- YOUR ASSIGNMENT: Every entry needs to appear again exactly as written below.

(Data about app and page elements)
----------------------------------------

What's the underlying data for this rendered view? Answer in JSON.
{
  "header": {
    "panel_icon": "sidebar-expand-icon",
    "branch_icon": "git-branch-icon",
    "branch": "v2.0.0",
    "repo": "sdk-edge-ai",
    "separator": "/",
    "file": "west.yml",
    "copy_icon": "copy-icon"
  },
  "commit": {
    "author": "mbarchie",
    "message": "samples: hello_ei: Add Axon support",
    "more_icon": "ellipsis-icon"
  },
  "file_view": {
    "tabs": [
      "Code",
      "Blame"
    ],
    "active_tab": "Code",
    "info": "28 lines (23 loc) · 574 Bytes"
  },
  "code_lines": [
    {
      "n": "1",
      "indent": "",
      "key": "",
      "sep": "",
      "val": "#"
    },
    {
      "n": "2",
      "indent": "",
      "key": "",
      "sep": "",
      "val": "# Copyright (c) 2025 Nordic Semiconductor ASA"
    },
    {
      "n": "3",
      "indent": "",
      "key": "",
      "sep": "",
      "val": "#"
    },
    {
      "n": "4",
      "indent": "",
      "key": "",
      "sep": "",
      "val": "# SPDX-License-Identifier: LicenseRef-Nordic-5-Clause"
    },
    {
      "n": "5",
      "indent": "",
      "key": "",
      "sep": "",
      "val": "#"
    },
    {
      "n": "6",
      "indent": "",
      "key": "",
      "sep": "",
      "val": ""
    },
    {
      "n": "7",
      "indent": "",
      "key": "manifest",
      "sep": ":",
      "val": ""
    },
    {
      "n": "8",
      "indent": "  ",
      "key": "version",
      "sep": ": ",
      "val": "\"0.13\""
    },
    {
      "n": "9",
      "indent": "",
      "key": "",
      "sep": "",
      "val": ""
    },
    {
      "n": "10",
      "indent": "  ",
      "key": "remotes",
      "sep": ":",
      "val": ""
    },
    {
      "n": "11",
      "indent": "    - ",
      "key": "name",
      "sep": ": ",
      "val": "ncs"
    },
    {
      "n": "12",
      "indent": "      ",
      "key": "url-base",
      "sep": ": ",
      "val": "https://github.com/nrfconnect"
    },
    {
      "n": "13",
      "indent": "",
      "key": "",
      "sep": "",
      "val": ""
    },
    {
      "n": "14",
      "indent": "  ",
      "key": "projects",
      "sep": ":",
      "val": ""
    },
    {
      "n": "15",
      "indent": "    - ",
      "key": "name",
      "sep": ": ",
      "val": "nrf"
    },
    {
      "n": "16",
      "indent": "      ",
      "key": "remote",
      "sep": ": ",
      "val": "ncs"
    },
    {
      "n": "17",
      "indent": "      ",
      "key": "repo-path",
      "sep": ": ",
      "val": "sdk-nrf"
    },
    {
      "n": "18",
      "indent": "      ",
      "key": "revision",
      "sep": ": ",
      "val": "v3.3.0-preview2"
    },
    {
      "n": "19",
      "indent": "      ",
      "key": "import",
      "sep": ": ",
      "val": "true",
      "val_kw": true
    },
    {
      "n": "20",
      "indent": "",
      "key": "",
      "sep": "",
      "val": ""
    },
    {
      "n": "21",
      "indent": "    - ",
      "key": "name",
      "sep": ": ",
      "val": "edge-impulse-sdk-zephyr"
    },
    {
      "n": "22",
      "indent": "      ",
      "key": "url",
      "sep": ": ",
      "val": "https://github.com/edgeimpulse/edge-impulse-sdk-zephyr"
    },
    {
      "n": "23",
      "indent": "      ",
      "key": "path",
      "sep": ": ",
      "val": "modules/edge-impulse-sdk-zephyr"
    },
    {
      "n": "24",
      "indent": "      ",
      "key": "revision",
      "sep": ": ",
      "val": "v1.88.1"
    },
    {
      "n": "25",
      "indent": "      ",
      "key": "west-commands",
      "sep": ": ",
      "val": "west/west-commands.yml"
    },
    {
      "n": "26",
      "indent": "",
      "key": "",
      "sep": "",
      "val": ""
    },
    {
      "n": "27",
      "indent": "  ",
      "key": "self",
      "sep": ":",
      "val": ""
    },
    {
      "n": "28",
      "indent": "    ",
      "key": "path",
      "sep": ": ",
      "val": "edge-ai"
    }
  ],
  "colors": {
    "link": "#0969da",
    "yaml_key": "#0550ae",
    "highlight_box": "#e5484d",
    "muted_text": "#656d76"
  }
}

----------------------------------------

- WORKED SOLUTION:
What's the underlying data for this rendered view? Answer in JSON.
{
  "header": {
    "panel_icon": "sidebar-expand-icon",
    "branch_icon": "git-branch-icon",
    "branch": "v2.0.0",
    "repo": "sdk-edge-ai",
    "separator": "/",
    "file": "west.yml",
    "copy_icon": "copy-icon"
  },
  "commit": {
    "author": "mbarchie",
    "message": "samples: hello_ei: Add Axon support",
    "more_icon": "ellipsis-icon"
  },
  "file_view": {
    "tabs": [
      "Code",
      "Blame"
    ],
    "active_tab": "Code",
    "info": "28 lines (23 loc) · 574 Bytes"
  },
  "code_lines": [
    {
      "n": "1",
      "indent": "",
      "key": "",
      "sep": "",
      "val": "#"
    },
    {
      "n": "2",
      "indent": "",
      "key": "",
      "sep": "",
      "val": "# Copyright (c) 2025 Nordic Semiconductor ASA"
    },
    {
      "n": "3",
      "indent": "",
      "key": "",
      "sep": "",
      "val": "#"
    },
    {
      "n": "4",
      "indent": "",
      "key": "",
      "sep": "",
      "val": "# SPDX-License-Identifier: LicenseRef-Nordic-5-Clause"
    },
    {
      "n": "5",
      "indent": "",
      "key": "",
      "sep": "",
      "val": "#"
    },
    {
      "n": "6",
      "indent": "",
      "key": "",
      "sep": "",
      "val": ""
    },
    {
      "n": "7",
      "indent": "",
      "key": "manifest",
      "sep": ":",
      "val": ""
    },
    {
      "n": "8",
      "indent": "  ",
      "key": "version",
      "sep": ": ",
      "val": "\"0.13\""
    },
    {
      "n": "9",
      "indent": "",
      "key": "",
      "sep": "",
      "val": ""
    },
    {
      "n": "10",
      "indent": "  ",
      "key": "remotes",
      "sep": ":",
      "val": ""
    },
    {
      "n": "11",
      "indent": "    - ",
      "key": "name",
      "sep": ": ",
      "val": "ncs"
    },
    {
      "n": "12",
      "indent": "      ",
      "key": "url-base",
      "sep": ": ",
      "val": "https://github.com/nrfconnect"
    },
    {
      "n": "13",
      "indent": "",
      "key": "",
      "sep": "",
      "val": ""
    },
    {
      "n": "14",
      "indent": "  ",
      "key": "projects",
      "sep": ":",
      "val": ""
    },
    {
      "n": "15",
      "indent": "    - ",
      "key": "name",
      "sep": ": ",
      "val": "nrf"
    },
    {
      "n": "16",
      "indent": "      ",
      "key": "remote",
      "sep": ": ",
      "val": "ncs"
    },
    {
      "n": "17",
      "indent": "      ",
      "key": "repo-path",
      "sep": ": ",
      "val": "sdk-nrf"
    },
    {
      "n": "18",
      "indent": "      ",
      "key": "revision",
      "sep": ": ",
      "val": "v3.3.0-preview2"
    },
    {
      "n": "19",
      "indent": "      ",
      "key": "import",
      "sep": ": ",
      "val": "true",
      "val_kw": true
    },
    {
      "n": "20",
      "indent": "",
      "key": "",
      "sep": "",
      "val": ""
    },
    {
      "n": "21",
      "indent": "    - ",
      "key": "name",
      "sep": ": ",
      "val": "edge-impulse-sdk-zephyr"
    },
    {
      "n": "22",
      "indent": "      ",
      "key": "url",
      "sep": ": ",
      "val": "https://github.com/edgeimpulse/edge-impulse-sdk-zephyr"
    },
    {
      "n": "23",
      "indent": "      ",
      "key": "path",
      "sep": ": ",
      "val": "modules/edge-impulse-sdk-zephyr"
    },
    {
      "n": "24",
      "indent": "      ",
      "key": "revision",
      "sep": ": ",
      "val": "v1.88.1"
    },
    {
      "n": "25",
      "indent": "      ",
      "key": "west-commands",
      "sep": ": ",
      "val": "west/west-commands.yml"
    },
    {
      "n": "26",
      "indent": "",
      "key": "",
      "sep": "",
      "val": ""
    },
    {
      "n": "27",
      "indent": "  ",
      "key": "self",
      "sep": ":",
      "val": ""
    },
    {
      "n": "28",
      "indent": "    ",
      "key": "path",
      "sep": ": ",
      "val": "edge-ai"
    }
  ],
  "colors": {
    "link": "#0969da",
    "yaml_key": "#0550ae",
    "highlight_box": "#e5484d",
    "muted_text": "#656d76"
  }
}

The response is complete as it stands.